Activity
Only an exact reprint of all the data is acceptable.

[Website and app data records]
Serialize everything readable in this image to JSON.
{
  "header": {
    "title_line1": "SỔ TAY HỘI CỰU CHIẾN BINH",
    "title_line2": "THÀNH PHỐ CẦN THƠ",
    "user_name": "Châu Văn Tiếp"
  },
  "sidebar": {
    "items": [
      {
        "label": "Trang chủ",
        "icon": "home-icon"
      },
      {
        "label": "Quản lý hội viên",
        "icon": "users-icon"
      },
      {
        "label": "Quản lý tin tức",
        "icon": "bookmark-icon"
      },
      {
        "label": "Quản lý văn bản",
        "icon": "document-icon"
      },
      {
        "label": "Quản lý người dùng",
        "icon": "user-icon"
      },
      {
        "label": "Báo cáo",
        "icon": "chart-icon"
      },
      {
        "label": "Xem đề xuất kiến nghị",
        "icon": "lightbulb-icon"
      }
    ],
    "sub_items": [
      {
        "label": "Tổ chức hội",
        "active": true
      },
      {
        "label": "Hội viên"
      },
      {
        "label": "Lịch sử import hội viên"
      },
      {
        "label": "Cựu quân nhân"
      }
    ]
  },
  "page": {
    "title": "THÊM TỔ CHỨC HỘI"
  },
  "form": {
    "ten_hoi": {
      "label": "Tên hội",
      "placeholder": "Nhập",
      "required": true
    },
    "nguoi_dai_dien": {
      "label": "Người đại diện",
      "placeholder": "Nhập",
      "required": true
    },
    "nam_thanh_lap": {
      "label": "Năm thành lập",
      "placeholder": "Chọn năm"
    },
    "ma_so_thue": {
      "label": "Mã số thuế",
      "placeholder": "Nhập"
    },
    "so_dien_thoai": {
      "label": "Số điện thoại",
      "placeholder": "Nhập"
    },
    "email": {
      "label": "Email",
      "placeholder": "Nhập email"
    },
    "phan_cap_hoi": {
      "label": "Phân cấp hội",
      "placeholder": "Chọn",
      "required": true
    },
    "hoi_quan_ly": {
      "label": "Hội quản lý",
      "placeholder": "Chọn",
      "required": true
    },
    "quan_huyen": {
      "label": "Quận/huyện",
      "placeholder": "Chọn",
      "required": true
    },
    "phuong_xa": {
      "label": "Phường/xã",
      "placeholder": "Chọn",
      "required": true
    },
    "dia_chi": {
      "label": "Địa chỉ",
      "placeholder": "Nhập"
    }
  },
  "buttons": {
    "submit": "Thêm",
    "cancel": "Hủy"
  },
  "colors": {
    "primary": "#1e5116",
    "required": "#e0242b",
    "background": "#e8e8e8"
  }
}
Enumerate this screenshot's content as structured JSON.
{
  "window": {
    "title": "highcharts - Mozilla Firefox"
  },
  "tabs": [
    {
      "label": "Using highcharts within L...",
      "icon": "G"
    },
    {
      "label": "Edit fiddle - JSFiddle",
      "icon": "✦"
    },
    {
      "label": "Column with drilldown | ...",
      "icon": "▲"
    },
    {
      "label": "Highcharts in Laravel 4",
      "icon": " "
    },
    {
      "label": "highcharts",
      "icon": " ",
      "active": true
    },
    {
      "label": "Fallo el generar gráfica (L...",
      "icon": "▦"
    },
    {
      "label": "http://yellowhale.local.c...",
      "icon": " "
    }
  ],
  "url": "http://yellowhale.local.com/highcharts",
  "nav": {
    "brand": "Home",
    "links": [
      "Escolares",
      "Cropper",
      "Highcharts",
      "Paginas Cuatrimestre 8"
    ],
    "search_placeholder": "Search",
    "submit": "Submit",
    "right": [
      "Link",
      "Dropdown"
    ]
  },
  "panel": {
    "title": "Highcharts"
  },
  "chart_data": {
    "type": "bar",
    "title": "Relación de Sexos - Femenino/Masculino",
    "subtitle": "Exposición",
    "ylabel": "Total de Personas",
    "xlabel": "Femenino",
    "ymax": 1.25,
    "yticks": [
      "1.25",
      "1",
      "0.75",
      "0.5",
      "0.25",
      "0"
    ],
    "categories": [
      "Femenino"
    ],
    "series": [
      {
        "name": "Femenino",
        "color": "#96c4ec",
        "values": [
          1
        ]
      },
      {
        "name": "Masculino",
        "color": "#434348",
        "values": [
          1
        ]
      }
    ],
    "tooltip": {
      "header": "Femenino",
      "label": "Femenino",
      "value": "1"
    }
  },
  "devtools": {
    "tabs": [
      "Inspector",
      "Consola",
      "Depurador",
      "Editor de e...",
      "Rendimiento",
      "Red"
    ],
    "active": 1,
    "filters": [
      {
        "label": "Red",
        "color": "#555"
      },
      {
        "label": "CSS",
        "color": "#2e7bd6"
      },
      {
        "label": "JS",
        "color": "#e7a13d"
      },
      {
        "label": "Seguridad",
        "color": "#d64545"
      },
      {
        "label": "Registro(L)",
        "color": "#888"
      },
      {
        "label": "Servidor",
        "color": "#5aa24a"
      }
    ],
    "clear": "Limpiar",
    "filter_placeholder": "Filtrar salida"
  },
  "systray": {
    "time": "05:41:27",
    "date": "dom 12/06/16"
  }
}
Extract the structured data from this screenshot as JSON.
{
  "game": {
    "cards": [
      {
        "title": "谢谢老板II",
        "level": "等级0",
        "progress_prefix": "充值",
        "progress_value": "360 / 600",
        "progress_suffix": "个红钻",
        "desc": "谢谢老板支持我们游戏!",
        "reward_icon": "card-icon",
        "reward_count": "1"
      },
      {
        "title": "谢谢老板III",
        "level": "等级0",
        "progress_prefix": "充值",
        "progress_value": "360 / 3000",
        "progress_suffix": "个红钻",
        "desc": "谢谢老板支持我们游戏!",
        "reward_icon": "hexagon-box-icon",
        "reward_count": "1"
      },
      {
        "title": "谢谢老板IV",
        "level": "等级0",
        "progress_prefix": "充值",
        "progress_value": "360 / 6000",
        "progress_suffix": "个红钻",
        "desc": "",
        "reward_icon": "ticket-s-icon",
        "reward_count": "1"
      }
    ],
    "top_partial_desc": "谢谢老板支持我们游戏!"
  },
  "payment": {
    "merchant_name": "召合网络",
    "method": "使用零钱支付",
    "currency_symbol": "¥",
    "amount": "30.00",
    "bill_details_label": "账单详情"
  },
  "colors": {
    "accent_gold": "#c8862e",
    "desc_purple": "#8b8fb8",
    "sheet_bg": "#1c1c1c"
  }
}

Answer
Serialize everything readable in this image to JSON.
{
  "header": {
    "title_line1": "SỔ TAY HỘI CỰU CHIẾN BINH",
    "title_line2": "THÀNH PHỐ CẦN THƠ",
    "user_name": "Châu Văn Tiếp"
  },
  "sidebar": {
    "items": [
      {
        "label": "Trang chủ",
        "icon": "home-icon"
      },
      {
        "label": "Quản lý hội viên",
        "icon": "users-icon"
      },
      {
        "label": "Quản lý tin tức",
        "icon": "bookmark-icon"
      },
      {
        "label": "Quản lý văn bản",
        "icon": "document-icon"
      },
      {
        "label": "Quản lý người dùng",
        "icon": "user-icon"
      },
      {
        "label": "Báo cáo",
        "icon": "chart-icon"
      },
      {
        "label": "Xem đề xuất kiến nghị",
        "icon": "lightbulb-icon"
      }
    ],
    "sub_items": [
      {
        "label": "Tổ chức hội",
        "active": true
      },
      {
        "label": "Hội viên"
      },
      {
        "label": "Lịch sử import hội viên"
      },
      {
        "label": "Cựu quân nhân"
      }
    ]
  },
  "page": {
    "title": "THÊM TỔ CHỨC HỘI"
  },
  "form": {
    "ten_hoi": {
      "label": "Tên hội",
      "placeholder": "Nhập",
      "required": true
    },
    "nguoi_dai_dien": {
      "label": "Người đại diện",
      "placeholder": "Nhập",
      "required": true
    },
    "nam_thanh_lap": {
      "label": "Năm thành lập",
      "placeholder": "Chọn năm"
    },
    "ma_so_thue": {
      "label": "Mã số thuế",
      "placeholder": "Nhập"
    },
    "so_dien_thoai": {
      "label": "Số điện thoại",
      "placeholder": "Nhập"
    },
    "email": {
      "label": "Email",
      "placeholder": "Nhập email"
    },
    "phan_cap_hoi": {
      "label": "Phân cấp hội",
      "placeholder": "Chọn",
      "required": true
    },
    "hoi_quan_ly": {
      "label": "Hội quản lý",
      "placeholder": "Chọn",
      "required": true
    },
    "quan_huyen": {
      "label": "Quận/huyện",
      "placeholder": "Chọn",
      "required": true
    },
    "phuong_xa": {
      "label": "Phường/xã",
      "placeholder": "Chọn",
      "required": true
    },
    "dia_chi": {
      "label": "Địa chỉ",
      "placeholder": "Nhập"
    }
  },
  "buttons": {
    "submit": "Thêm",
    "cancel": "Hủy"
  },
  "colors": {
    "primary": "#1e5116",
    "required": "#e0242b",
    "background": "#e8e8e8"
  }
}
Enumerate this screenshot's content as structured JSON.
{
  "window": {
    "title": "highcharts - Mozilla Firefox"
  },
  "tabs": [
    {
      "label": "Using highcharts within L...",
      "icon": "G"
    },
    {
      "label": "Edit fiddle - JSFiddle",
      "icon": "✦"
    },
    {
      "label": "Column with drilldown | ...",
      "icon": "▲"
    },
    {
      "label": "Highcharts in Laravel 4",
      "icon": " "
    },
    {
      "label": "highcharts",
      "icon": " ",
      "active": true
    },
    {
      "label": "Fallo el generar gráfica (L...",
      "icon": "▦"
    },
    {
      "label": "http://yellowhale.local.c...",
      "icon": " "
    }
  ],
  "url": "http://yellowhale.local.com/highcharts",
  "nav": {
    "brand": "Home",
    "links": [
      "Escolares",
      "Cropper",
      "Highcharts",
      "Paginas Cuatrimestre 8"
    ],
    "search_placeholder": "Search",
    "submit": "Submit",
    "right": [
      "Link",
      "Dropdown"
    ]
  },
  "panel": {
    "title": "Highcharts"
  },
  "chart_data": {
    "type": "bar",
    "title": "Relación de Sexos - Femenino/Masculino",
    "subtitle": "Exposición",
    "ylabel": "Total de Personas",
    "xlabel": "Femenino",
    "ymax": 1.25,
    "yticks": [
      "1.25",
      "1",
      "0.75",
      "0.5",
      "0.25",
      "0"
    ],
    "categories": [
      "Femenino"
    ],
    "series": [
      {
        "name": "Femenino",
        "color": "#96c4ec",
        "values": [
          1
        ]
      },
      {
        "name": "Masculino",
        "color": "#434348",
        "values": [
          1
        ]
      }
    ],
    "tooltip": {
      "header": "Femenino",
      "label": "Femenino",
      "value": "1"
    }
  },
  "devtools": {
    "tabs": [
      "Inspector",
      "Consola",
      "Depurador",
      "Editor de e...",
      "Rendimiento",
      "Red"
    ],
    "active": 1,
    "filters": [
      {
        "label": "Red",
        "color": "#555"
      },
      {
        "label": "CSS",
        "color": "#2e7bd6"
      },
      {
        "label": "JS",
        "color": "#e7a13d"
      },
      {
        "label": "Seguridad",
        "color": "#d64545"
      },
      {
        "label": "Registro(L)",
        "color": "#888"
      },
      {
        "label": "Servidor",
        "color": "#5aa24a"
      }
    ],
    "clear": "Limpiar",
    "filter_placeholder": "Filtrar salida"
  },
  "systray": {
    "time": "05:41:27",
    "date": "dom 12/06/16"
  }
}
Extract the structured data from this screenshot as JSON.
{
  "game": {
    "cards": [
      {
        "title": "谢谢老板II",
        "level": "等级0",
        "progress_prefix": "充值",
        "progress_value": "360 / 600",
        "progress_suffix": "个红钻",
        "desc": "谢谢老板支持我们游戏!",
        "reward_icon": "card-icon",
        "reward_count": "1"
      },
      {
        "title": "谢谢老板III",
        "level": "等级0",
        "progress_prefix": "充值",
        "progress_value": "360 / 3000",
        "progress_suffix": "个红钻",
        "desc": "谢谢老板支持我们游戏!",
        "reward_icon": "hexagon-box-icon",
        "reward_count": "1"
      },
      {
        "title": "谢谢老板IV",
        "level": "等级0",
        "progress_prefix": "充值",
        "progress_value": "360 / 6000",
        "progress_suffix": "个红钻",
        "desc": "",
        "reward_icon": "ticket-s-icon",
        "reward_count": "1"
      }
    ],
    "top_partial_desc": "谢谢老板支持我们游戏!"
  },
  "payment": {
    "merchant_name": "召合网络",
    "method": "使用零钱支付",
    "currency_symbol": "¥",
    "amount": "30.00",
    "bill_details_label": "账单详情"
  },
  "colors": {
    "accent_gold": "#c8862e",
    "desc_purple": "#8b8fb8",
    "sheet_bg": "#1c1c1c"
  }
}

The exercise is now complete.